EDITOR’S COMMENT: The planned expansion of the airport will give Luton all the benefits with absolutely no evidence that there will be any payback for Comet country. Instead there will be at least a doubling of flights, the potential for massively increased night flights and a road network not improved but clogged by airport traffic. To make matters worse Luton Borough Council owns the airport and is the authority which will sit in judgement on its own planning application. The plan must be called in now and it appears there are still some who must wake up to the fact that we have an awful lot to lose.
SIR - The coalition Government, in spite of their plans to have a unified benefit system, has delegated the power to set council tax benefit to local councils (council tax benefit reduces the cost of council tax for those on low incomes.) Inevitably, this will lead to different levels of benefit in different districts.
The Government has also cut the grant to councils for this benefit by 10 per cent, while telling councils not to cut the benefit for pensioners, who are around half of those in receipt of the benefit. Thus, if funds cannot be found from elsewhere, the cut for others could be around 20 per cent.
North Hertfordshire District Council is consulting during this month about how they should deal with this new cut that has been imposed on them. If you want to have your say, go to the council’s website. The Government are still tinkering with the policy, possibly at this late stage finding some extra money to lessen the impact of the policy – an impact that surely must have been obvious from the start.
I understand that the council is examining ways to lessen the impact and protect vulnerable claimants, such as parents with disabled children. Like so many government policies, these changes seem not to have been thought through, but rather to have been thought up over a pint in the saloon bar.
North East Hertfordshire
Sir - I read with interest the article in the Comet (October 18) about the unknown person who complained that Baldock church bells were too loud.
The question I ask, is this person a Baldock person, or have they recently moved into the town? If they are a Baldock person then they would know about the time, hard work and fund raising that has been done over the years to preserve the bells and tower.
Do they also know any of the history of the bells? Legend has it that way back in history a member of the landed gentry was lost in thick fog one night just outside Baldock not knowing which way to go. He then heard the church bells striking the time and was guided to Baldock by the sound. He was that grateful that he bought the piece of land where he was when he heard the bells and donated it to the parish of Baldock. That is how the the piece of land just outside Baldock got its name of Bell Acre.
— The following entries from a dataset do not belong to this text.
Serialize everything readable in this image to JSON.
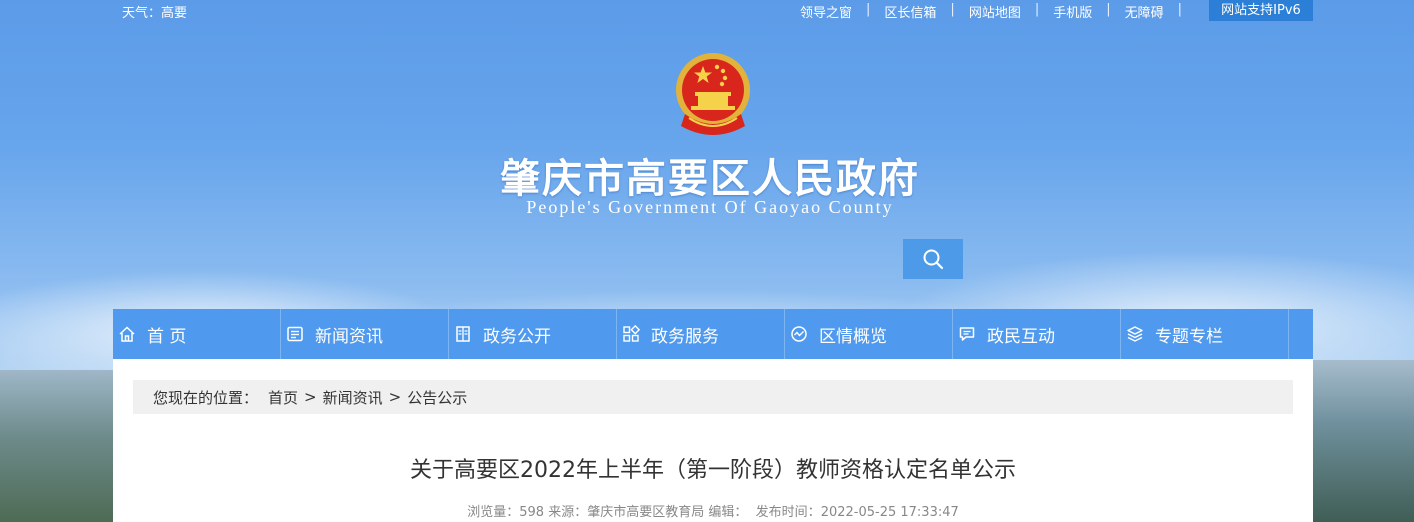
{
  "topbar": {
    "weather_label": "天气：",
    "weather_value": "高要",
    "links": [
      "领导之窗",
      "区长信箱",
      "网站地图",
      "手机版",
      "无障碍"
    ],
    "ipv6": "网站支持IPv6"
  },
  "header": {
    "title": "肇庆市高要区人民政府",
    "subtitle": "People's Government Of Gaoyao County"
  },
  "nav": {
    "items": [
      {
        "label": "首 页",
        "icon": "home-icon"
      },
      {
        "label": "新闻资讯",
        "icon": "news-icon"
      },
      {
        "label": "政务公开",
        "icon": "document-icon"
      },
      {
        "label": "政务服务",
        "icon": "grid-icon"
      },
      {
        "label": "区情概览",
        "icon": "chart-icon"
      },
      {
        "label": "政民互动",
        "icon": "chat-icon"
      },
      {
        "label": "专题专栏",
        "icon": "layers-icon"
      }
    ]
  },
  "breadcrumb": {
    "prefix": "您现在的位置：",
    "items": [
      "首页",
      "新闻资讯",
      "公告公示"
    ],
    "separator": ">"
  },
  "article": {
    "title": "关于高要区2022年上半年（第一阶段）教师资格认定名单公示",
    "views_label": "浏览量：",
    "views": "598",
    "source_label": "来源：",
    "source": "肇庆市高要区教育局",
    "editor_label": "编辑：",
    "time_label": "发布时间：",
    "time": "2022-05-25 17:33:47"
  },
  "colors": {
    "nav_bg": "#4f9aee",
    "ipv6_bg": "#2b7fd6",
    "search_bg": "#4d9ae8"
  }
}
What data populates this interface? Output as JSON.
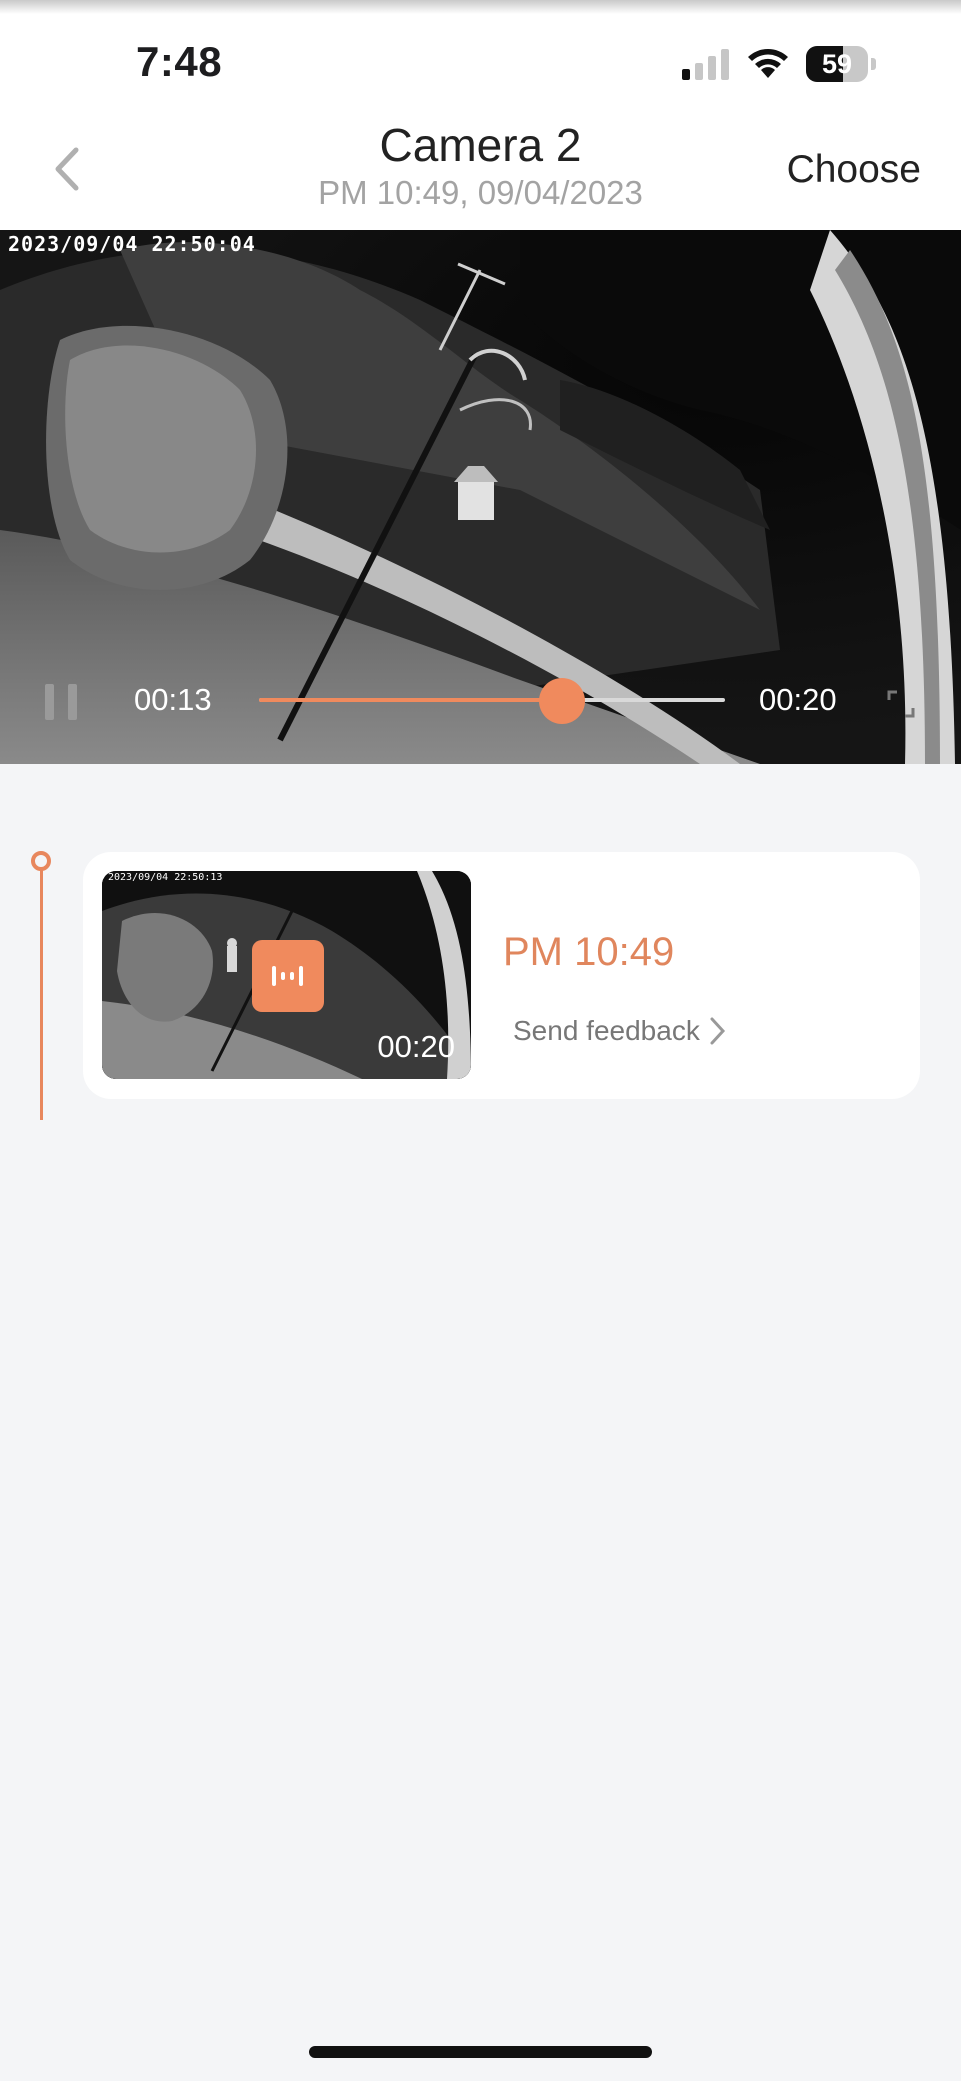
{
  "status_bar": {
    "time": "7:48",
    "battery_level": "59",
    "battery_fraction": 0.59,
    "signal_bars_active": 1,
    "signal_bars_total": 4
  },
  "header": {
    "title": "Camera 2",
    "subtitle": "PM 10:49, 09/04/2023",
    "choose_label": "Choose",
    "back_icon": "chevron-left-icon"
  },
  "player": {
    "osd_timestamp": "2023/09/04 22:50:04",
    "current_time": "00:13",
    "total_time": "00:20",
    "progress_fraction": 0.65,
    "accent_color": "#f08a5d",
    "pause_icon": "pause-icon",
    "fullscreen_icon": "fullscreen-icon"
  },
  "events": [
    {
      "thumb_osd": "2023/09/04 22:50:13",
      "duration": "00:20",
      "badge_icon": "motion-icon",
      "time_label": "PM 10:49",
      "feedback_label": "Send feedback"
    }
  ],
  "colors": {
    "accent": "#f08a5d",
    "time_label": "#e0865d",
    "background": "#f4f5f7"
  }
}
Also I say to the person who complained if you do not like the sound of bells that have brought pleasure to people over the centuries like farm hands working on the land to people who just like to hear the bells both the clock and the peal of the eight bells, then perhaps you should move to an area where it is much quieter and leave the sounds of Baldock to the true people of Baldock.
SIR - I write to ask if you could please help the Stevenage Shopmobility which has recently been moved to Swingate House (ground floor). I am one of the many disabled people who find these scooters that we can hire are a godsend.
When I eventually found them after moving and rang the local council they had no idea where they were. So, I rang the county council in Hertford who rang Stevenage Borough Council and after quite a wait the helpful lady in Hertford managed to get an answer i.e. Swingate House. How many people have done the same as I, they may have given up - if our own council doesn’t know where they are located - it’s so ridiculous.
There are a lot of people who would not get into the town centre to shop and visit the library etc. without the help of these lovely people who give their time.
If you need to speak to either Bob or Edie, the telephone number is 01438 350300.
Mrs C Coker